Take every line from the data that has the word "content" in it.

[Dataset rows for apps and sites]
——
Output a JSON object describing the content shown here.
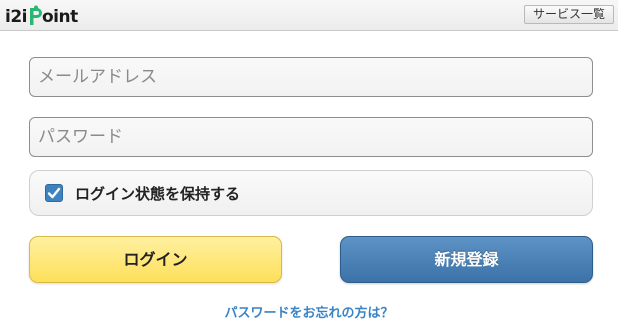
{
  "header": {
    "logo_text_a": "i2i",
    "logo_text_b": "oint",
    "service_list_label": "サービス一覧"
  },
  "form": {
    "email_placeholder": "メールアドレス",
    "password_placeholder": "パスワード",
    "remember_label": "ログイン状態を保持する",
    "remember_checked": true,
    "login_label": "ログイン",
    "signup_label": "新規登録",
    "forgot_label": "パスワードをお忘れの方は？"
  },
  "colors": {
    "logo_green": "#2bb673",
    "login_button": "#fde05a",
    "signup_button": "#3b72a8",
    "checkbox": "#3d83bf",
    "link": "#3a84c6"
  },
  "icons": {
    "logo": "i2i-point-logo",
    "checkbox": "checkmark-icon"
  }
}
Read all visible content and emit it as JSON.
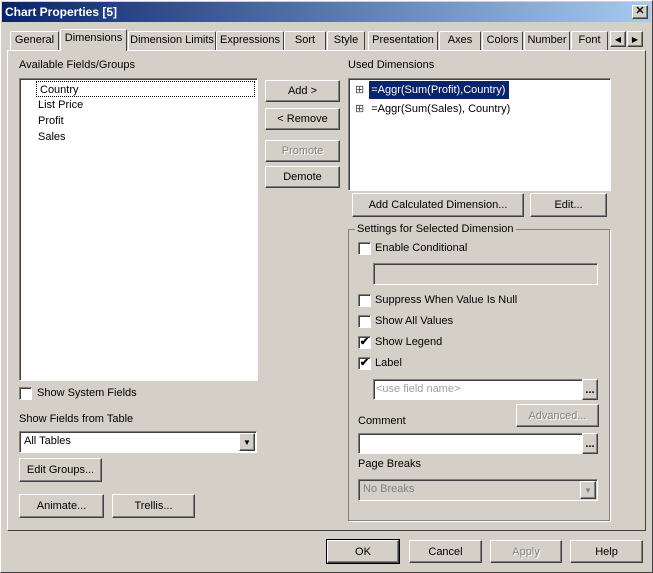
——
** SOLUTION TO THIS PROBLEM **
Output a JSON object describing the content shown here.
Read all visible content and emit it as JSON.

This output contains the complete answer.